Dario Mars and the Guillotines also didn't sound very metal to me. I watched them for a short time during my much-needed coffee break and I like what I heard. With their psychedelic cosmic rock, apparently interlaced with some soul, they quickly gained my attention and I'm quite looking forward to their full-length in October. In 'The Bunker', things would get violent with Marginal and the highly aggressive Carnation, covered in blood. The searing hot venue was packed to capacity, loaded with headbangers, moshers and deranged noise. Yep, party time, the heavy way. Coming out of the venue, I saw someone from the organisation with a tired but happy grin on his face.
Headliner Dopethrone did what headliner Dopethrone always does, deliver a solid set of sludge doom. It was a great set, but I felt that it missed a bit of power on that small stage. Nonetheless, Dopethrone proved to be a worthy main act for a festival like Rodeofest, and I think the audience agrees with me on that one. Back in 'The Bunker', Eat The Turnbuckle came up with their specialty: groovy but heavy rock 'n roll and a decent dose of hardcore wrestling. I didn't see the show, but I heard it from behind my table full of cds and metal decks. In fact, at the time we were keeping an eye on Dopethrone's and Eat The Turnbuckle's merch stand, because that's what colleagues do.
About that, during a little chat with Dopethrone's manager, we learned that recently they had a vinyl stolen from their merch stand. It was the first thing stolen in years but it pissed him off. Earlier, I did indeed see him taking the vinyl and the cd out of the items and I wondered about that. I never saw that happen before and I wondered where he lost his trust in the fans, but now I know. Later, I had a funny ad-lib with a fan who wanted to purchase the vinyl but couldn't because no one was there. He suggested he'd steal it then, on which I replied that it would be useless because there's nothing in the sleeve. 'Yeah', he said, 'that would look stupid when I got home'. 'Yeah, and then send them an email to complain about nothing being in an item you stole'. We laughed a bit. But people, please, don't be a fucktwat, don't steal from bands (or fans). Respect your scene because it's pretty much the only thing that respects you...

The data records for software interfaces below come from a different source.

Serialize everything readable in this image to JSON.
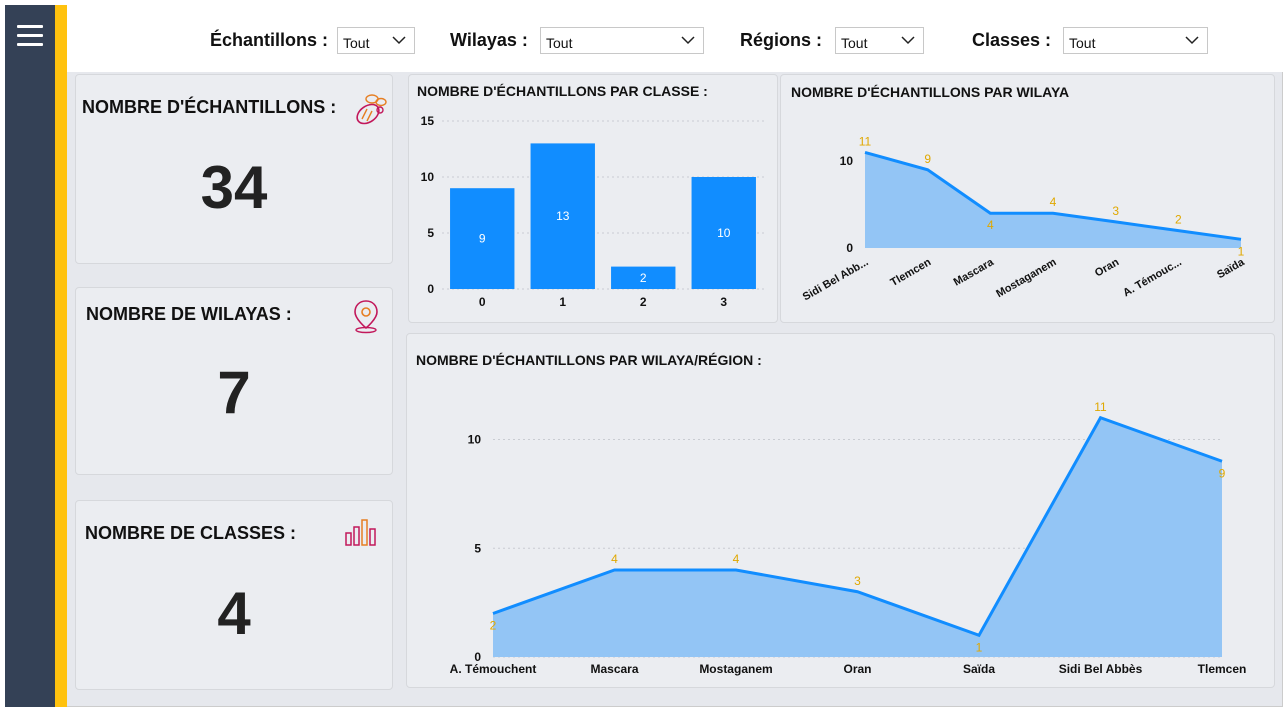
{
  "filters": [
    {
      "label": "Échantillons :",
      "value": "Tout"
    },
    {
      "label": "Wilayas :",
      "value": "Tout"
    },
    {
      "label": "Régions :",
      "value": "Tout"
    },
    {
      "label": "Classes :",
      "value": "Tout"
    }
  ],
  "kpis": [
    {
      "title": "NOMBRE D'ÉCHANTILLONS :",
      "value": "34",
      "icon": "bee-icon"
    },
    {
      "title": "NOMBRE DE WILAYAS :",
      "value": "7",
      "icon": "location-pin-icon"
    },
    {
      "title": "NOMBRE DE CLASSES :",
      "value": "4",
      "icon": "bar-chart-icon"
    }
  ],
  "colors": {
    "accent": "#FFC20E",
    "sidebar": "#344156",
    "bar": "#118DFF",
    "area": "#93C5F5",
    "label": "#E0A800"
  },
  "chart_data": [
    {
      "type": "bar",
      "title": "NOMBRE D'ÉCHANTILLONS PAR CLASSE :",
      "categories": [
        "0",
        "1",
        "2",
        "3"
      ],
      "values": [
        9,
        13,
        2,
        10
      ],
      "ylim": [
        0,
        15
      ],
      "yticks": [
        0,
        5,
        10,
        15
      ],
      "grid": true
    },
    {
      "type": "area",
      "title": "NOMBRE D'ÉCHANTILLONS PAR WILAYA",
      "categories": [
        "Sidi Bel Abb...",
        "Tlemcen",
        "Mascara",
        "Mostaganem",
        "Oran",
        "A. Témouc...",
        "Saïda"
      ],
      "values": [
        11,
        9,
        4,
        4,
        3,
        2,
        1
      ],
      "ylim": [
        0,
        13
      ],
      "yticks": [
        0,
        10
      ]
    },
    {
      "type": "area",
      "title": "NOMBRE D'ÉCHANTILLONS PAR WILAYA/RÉGION :",
      "categories": [
        "A. Témouchent",
        "Mascara",
        "Mostaganem",
        "Oran",
        "Saïda",
        "Sidi Bel Abbès",
        "Tlemcen"
      ],
      "values": [
        2,
        4,
        4,
        3,
        1,
        11,
        9
      ],
      "ylim": [
        0,
        12
      ],
      "yticks": [
        0,
        5,
        10
      ],
      "grid": true
    }
  ]
}
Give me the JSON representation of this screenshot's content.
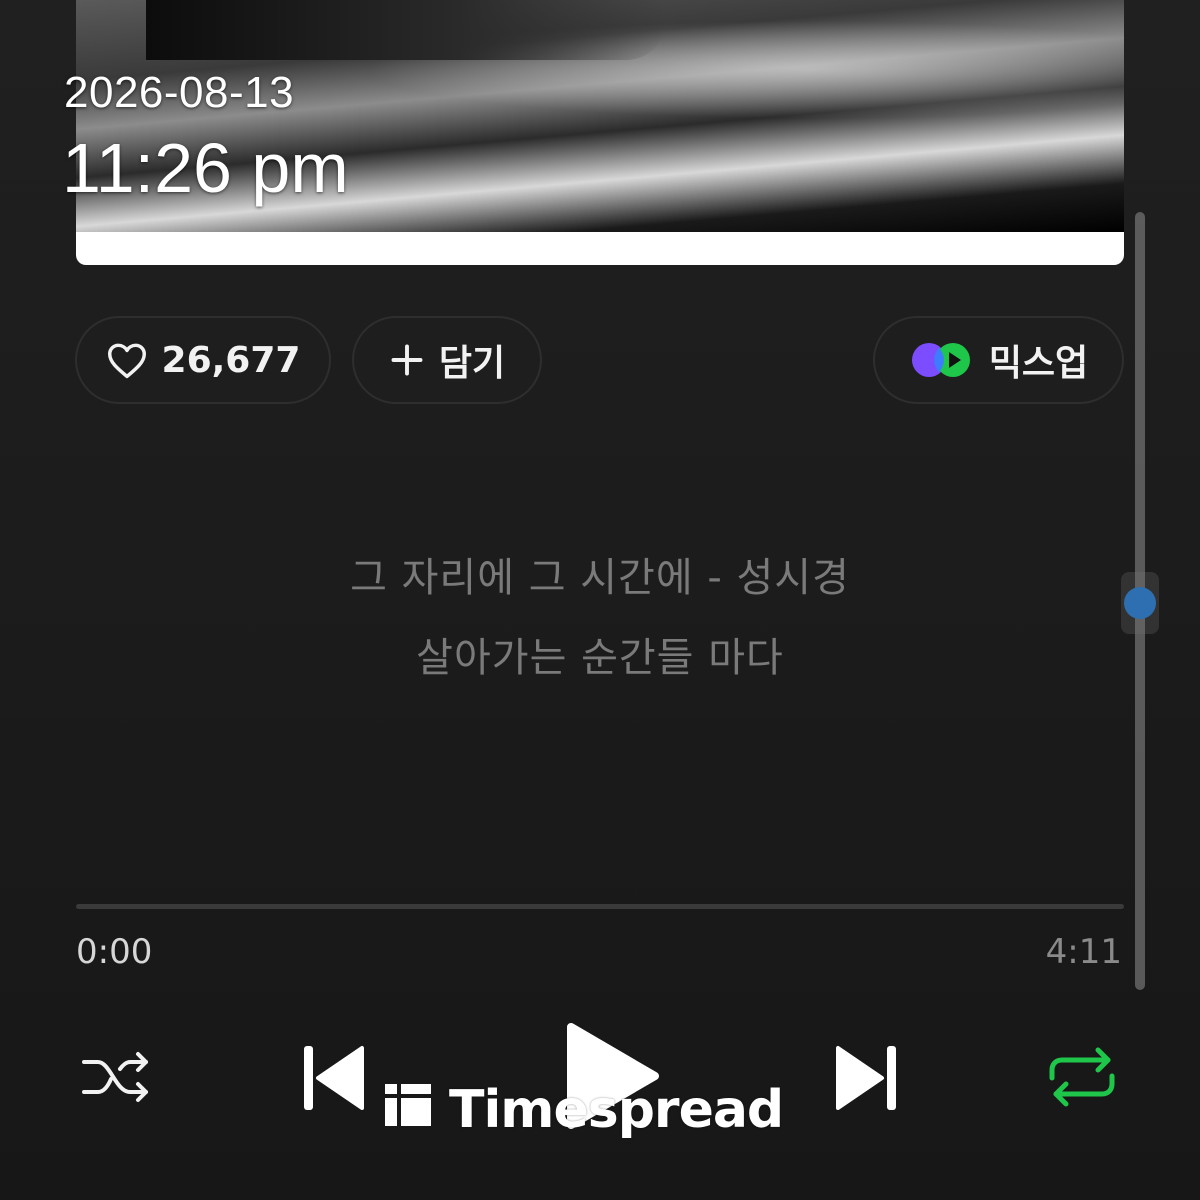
{
  "overlay": {
    "date": "2026-08-13",
    "time": "11:26 pm"
  },
  "actions": {
    "like_icon": "heart-outline-icon",
    "like_count": "26,677",
    "add_icon": "plus-icon",
    "add_label": "담기",
    "mixup_icon": "mixup-logo-icon",
    "mixup_label": "믹스업"
  },
  "lyrics": {
    "line1": "그 자리에 그 시간에 - 성시경",
    "line2": "살아가는 순간들 마다"
  },
  "playback": {
    "current_time": "0:00",
    "total_time": "4:11",
    "progress_fraction": 0.0
  },
  "controls": {
    "shuffle_icon": "shuffle-icon",
    "prev_icon": "skip-previous-icon",
    "play_icon": "play-icon",
    "next_icon": "skip-next-icon",
    "repeat_icon": "repeat-icon",
    "repeat_active_color": "#1ec74a"
  },
  "watermark": {
    "logo_icon": "timespread-logo-icon",
    "text": "Timespread"
  },
  "colors": {
    "background": "#1c1c1c",
    "lyrics_text": "#7a7a7a",
    "scroll_thumb": "#2d6fb0",
    "mixup_purple": "#7b4dff",
    "mixup_blue": "#3d7bff",
    "mixup_green": "#1ec74a"
  }
}
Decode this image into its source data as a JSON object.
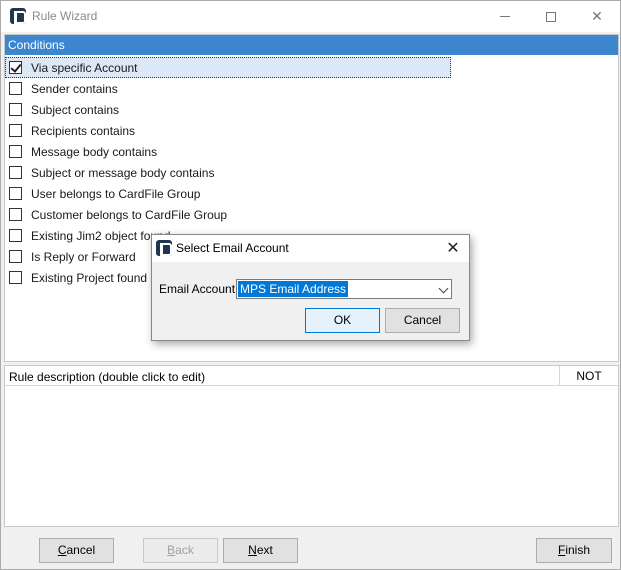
{
  "window": {
    "title": "Rule Wizard",
    "close_glyph": "✕"
  },
  "conditions": {
    "header": "Conditions",
    "items": [
      {
        "label": "Via specific Account",
        "checked": true
      },
      {
        "label": "Sender contains",
        "checked": false
      },
      {
        "label": "Subject contains",
        "checked": false
      },
      {
        "label": "Recipients contains",
        "checked": false
      },
      {
        "label": "Message body contains",
        "checked": false
      },
      {
        "label": "Subject or message body contains",
        "checked": false
      },
      {
        "label": "User belongs to CardFile Group",
        "checked": false
      },
      {
        "label": "Customer belongs to CardFile Group",
        "checked": false
      },
      {
        "label": "Existing Jim2 object found",
        "checked": false
      },
      {
        "label": "Is Reply or Forward",
        "checked": false
      },
      {
        "label": "Existing Project found",
        "checked": false
      }
    ]
  },
  "description": {
    "header": "Rule description (double click to edit)",
    "not_column": "NOT"
  },
  "footer": {
    "cancel": "Cancel",
    "back": "Back",
    "next": "Next",
    "finish": "Finish"
  },
  "dialog": {
    "title": "Select Email Account",
    "close_glyph": "✕",
    "field_label": "Email Account",
    "field_value": "MPS Email Address",
    "ok": "OK",
    "cancel": "Cancel"
  },
  "colors": {
    "header_blue": "#3c86cf",
    "selection_blue": "#0078d7",
    "app_icon": "#1f3550"
  }
}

I learned a lot about respect over the last couple of years, and, although I'm still not a very social guy, I respect the hell out of the people behind this smashing festival. In times when festivals are coping with severe issues, ranging from exuberant pricing to shitty visitors who don't give a flying fuck about the artists, Rodeofest clearly proved that things can be different. The feeling of oneness can still be present. Everyone was welcome, from little children over scary looking pierced giants to gently smiling old ladies and everyone was allowed his or her moments of joy. I saw a lot of familiar faces this Saturday, and I'm sure I'll be seeing them a lot more from now on. We'll surely be at their Winter fest, as we were so kindly invited by Sharon.
In December, we will probably make another list of best-ofs and I'm absolutely positive that Rodeofest will be somewhere in the festival-section. Well, unless the remaining festivals will be ecstatic of course. This one is growing, hopefully not too big because I no longer believe in that the-bigger-the-better nonsense. All I can say is: splendid job people, from the organisation over the volunteers to the bands and the crowd. Everyone seemed to be elated by this event. I'll finish with a big "THANK YOU" to Sharon and company, to Bjorn, to our customers (including the sweet lady from Antwerp Metal Fest, hopefully we'll see you at AMF next year).